#AirbnbWhileBlack: How Hidden Bias Shapes The Sharing Economy
(Photo: Maggie Penman/NPR)
Quirtina Crittenden was struggling to get a room on Airbnb. She would send a request to a host. Wait. And then get declined.
"The hosts would always come up with excuses like, 'oh, someone actually just booked it' or 'oh, some of my regulars are coming in town, and they're going to stay there,'" Crittenden said. "But I got suspicious when I would check back like days later and see that those dates were still available."
In many ways Crittenden, 23, is the target audience for AirBnb. She's young, likes to travel, and has a good paying job as a business consultant in Chicago. So she started to wonder if it had something to do with her race. Crittenden is African American, and on AirBnb, both hosts and guests are required to have their names and photos prominently displayed on their profiles.
Crittenden shared her frustrations on Twitter with the hashtag #AirbnbWhileBlack. She started hearing from lots of friends who had similar experiences.
"The most common response I got was, 'oh yeah, that's why I don't use my photo.' Like duh. Like I was the late one," Crittenden said.
So she ran her own experiment—she shortened her name to just "Tina" and changed her photo to a picture of a landscape.
"Ever since I changed my name and my photo, I've never had any issues on Airbnb," Crittenden said.
Crittenden's story fits within a larger finding that racial discrimination on AirBnb is widespread. Michael Luca and his colleagues Benjamin Edelman and Dan Svirsky at Harvard Business School recently ran an experiment on AirBnb. They sent out 6,400 requests to real AirBnb hosts in five major American cities—Baltimore, Dallas, Los Angeles, St. Louis, and Washington.
All the requests were exactly the same except for the names they gave their make-believe travelers. Some had African American-sounding names like Jamal or Tanisha and others had stereotypically white-sounding names like Meredith or Todd.
Luca and his colleagues found requests with African American sounding names were roughly 16 percent less likely to be accepted than their white-sounding counterparts. They found discrimination across the board: among cheap listings and expensive listings, in diverse neighborhoods and homogenous neighborhoods, and with novice hosts as well as experienced hosts. They also found that black hosts were also less likely to accept requests from guests with African American-sounding names than with white-sounding ones.
Luca and his colleagues found hosts pay a price for their bias—when hosts rejected a black guest, they only found a replacement about a third of the time. In a separate study, Luca and his colleagues have found that guests discriminate, too, and black hosts earn less money on their properties on Airbnb.
To put this in perspective, AirBnb isn't some little startup anymore.
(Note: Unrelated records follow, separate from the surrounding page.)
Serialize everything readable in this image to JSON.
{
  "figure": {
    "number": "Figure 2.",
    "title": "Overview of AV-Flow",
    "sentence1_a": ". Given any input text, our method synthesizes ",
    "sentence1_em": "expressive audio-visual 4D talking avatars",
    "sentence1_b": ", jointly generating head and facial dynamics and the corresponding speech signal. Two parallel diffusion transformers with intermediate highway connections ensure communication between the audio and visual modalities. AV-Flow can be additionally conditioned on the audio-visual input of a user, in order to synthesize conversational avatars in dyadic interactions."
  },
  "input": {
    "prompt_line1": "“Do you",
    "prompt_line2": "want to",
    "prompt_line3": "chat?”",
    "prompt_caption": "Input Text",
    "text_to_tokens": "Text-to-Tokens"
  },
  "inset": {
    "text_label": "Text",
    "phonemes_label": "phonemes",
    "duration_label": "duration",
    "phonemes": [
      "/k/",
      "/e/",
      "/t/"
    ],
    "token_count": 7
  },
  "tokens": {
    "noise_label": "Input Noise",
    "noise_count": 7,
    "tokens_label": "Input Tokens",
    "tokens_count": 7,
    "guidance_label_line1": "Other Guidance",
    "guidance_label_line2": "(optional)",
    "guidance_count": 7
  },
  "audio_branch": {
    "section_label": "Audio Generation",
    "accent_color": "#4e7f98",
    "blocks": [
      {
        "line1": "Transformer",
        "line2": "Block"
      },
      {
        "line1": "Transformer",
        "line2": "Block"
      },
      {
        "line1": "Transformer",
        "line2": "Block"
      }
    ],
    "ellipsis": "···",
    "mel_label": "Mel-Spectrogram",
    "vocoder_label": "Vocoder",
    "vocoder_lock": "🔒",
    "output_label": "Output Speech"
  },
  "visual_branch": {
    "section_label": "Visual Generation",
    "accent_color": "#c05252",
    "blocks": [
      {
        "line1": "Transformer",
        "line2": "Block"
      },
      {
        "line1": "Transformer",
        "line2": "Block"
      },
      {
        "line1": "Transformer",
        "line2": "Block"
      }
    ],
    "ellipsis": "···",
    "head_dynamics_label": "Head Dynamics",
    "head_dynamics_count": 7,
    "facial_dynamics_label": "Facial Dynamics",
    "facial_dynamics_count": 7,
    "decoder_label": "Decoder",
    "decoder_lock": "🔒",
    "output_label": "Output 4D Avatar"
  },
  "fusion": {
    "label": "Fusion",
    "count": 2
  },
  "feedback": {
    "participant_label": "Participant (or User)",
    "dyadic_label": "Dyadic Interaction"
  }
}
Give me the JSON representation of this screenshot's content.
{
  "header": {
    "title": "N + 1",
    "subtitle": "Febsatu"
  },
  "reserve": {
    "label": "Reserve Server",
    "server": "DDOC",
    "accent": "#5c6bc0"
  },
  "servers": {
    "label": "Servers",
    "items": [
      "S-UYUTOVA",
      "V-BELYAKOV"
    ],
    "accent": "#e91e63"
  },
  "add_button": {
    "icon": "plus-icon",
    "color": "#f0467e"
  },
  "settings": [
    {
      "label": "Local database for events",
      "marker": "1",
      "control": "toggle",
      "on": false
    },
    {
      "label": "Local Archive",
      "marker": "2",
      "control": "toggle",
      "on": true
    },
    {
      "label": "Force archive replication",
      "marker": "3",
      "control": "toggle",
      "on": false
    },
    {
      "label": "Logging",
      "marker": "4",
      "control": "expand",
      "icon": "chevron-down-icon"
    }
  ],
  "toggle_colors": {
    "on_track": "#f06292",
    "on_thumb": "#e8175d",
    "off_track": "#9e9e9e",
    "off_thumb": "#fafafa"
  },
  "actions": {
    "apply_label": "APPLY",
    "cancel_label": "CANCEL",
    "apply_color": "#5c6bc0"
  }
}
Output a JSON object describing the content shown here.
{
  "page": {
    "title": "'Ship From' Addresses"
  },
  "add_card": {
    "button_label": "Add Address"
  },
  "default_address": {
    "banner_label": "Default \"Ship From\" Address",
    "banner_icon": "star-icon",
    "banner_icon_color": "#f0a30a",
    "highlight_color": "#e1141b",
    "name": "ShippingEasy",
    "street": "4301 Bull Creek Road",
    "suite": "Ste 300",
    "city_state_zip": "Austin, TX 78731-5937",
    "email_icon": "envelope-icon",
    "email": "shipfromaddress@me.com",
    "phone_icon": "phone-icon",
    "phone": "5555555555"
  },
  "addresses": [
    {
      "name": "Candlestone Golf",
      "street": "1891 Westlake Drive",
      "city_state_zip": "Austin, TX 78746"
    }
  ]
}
It's one of the largest players in the hotel industry worldwide. In 2015, more than 2 million listings were offered on the platform, nearly four times as many rooms as the Marriott hotel chain.
Luca thinks this racial discrepancy is driven largely by unconscious bias—the hidden associations we have that affect our behavior without us realizing it. The way AirBnb's platform is designed, names and photos are the first thing people see, and therefore one of the first things they consider, either consciously or unconsciously, when choosing a place to stay.
David King, AirBnb's new director of "diversity and belonging," says AirBnb is aware of discrimination on their platform and they want to be a leader in addressing it. He says he's talking with Luca and others in finding potential solutions.
One thing that could help is removing people's names and photos or making them less prominent. But this isn't something AirBnb will improve their platform.
"The photos are on the platform for a reason," King said. "It really does help to aid in the trust between the guest and the host . . . You want to make sure that the guest who shows up at your door is the person you've been communicating with."
King pointed out that Airbnb has the opportunity to do a lot of good in communities. It brings tourists to neighborhoods without many hotels that don't normally benefit from the tourism industry.
One of those neighborhoods is Washington, D.C.'s Anacostia. It's a predominantly black neighborhood on the edge of the city, across the Anacostia River from the main tourist attractions. While there are only a couple hotels here, there are dozens of Airbnb hosts.
Synta Keeling is one. She earns thousands of dollars a month renting out two bedrooms in her townhouse, but she puts in a lot of work. She's earned the official designation of "superhost" for getting excellent reviews and never cancelling a booking. It's a title she says hosts in richer areas of the city don't have to worry about.
Social scientists have uncovered racial bias in all different places online. Shankar talked with psychologist Raj Ghoshal, who's found racial discrimination on Craigslist. Mikki Hebl, a psychologist at Rice University, has found racial bias on Facebook.
What's unclear is what legal liability websites might have for discrimination on their platforms. So while online platforms offer us the opportunity to meet people we would never normally meet, our hidden biases may be getting in the way.
The Hidden Brain Podcast is hosted by Shankar Vedantam and produced by Kara McGuirk-Alison, Maggie Penman and Max Nesterak. To subscribe to our newsletter, click here. You can also follow us on Twitter@hiddenbrain, @karamcguirk,@maggiepenman and@maxnesterak, and listen for Hidden Brain stories every week on your local public radio station.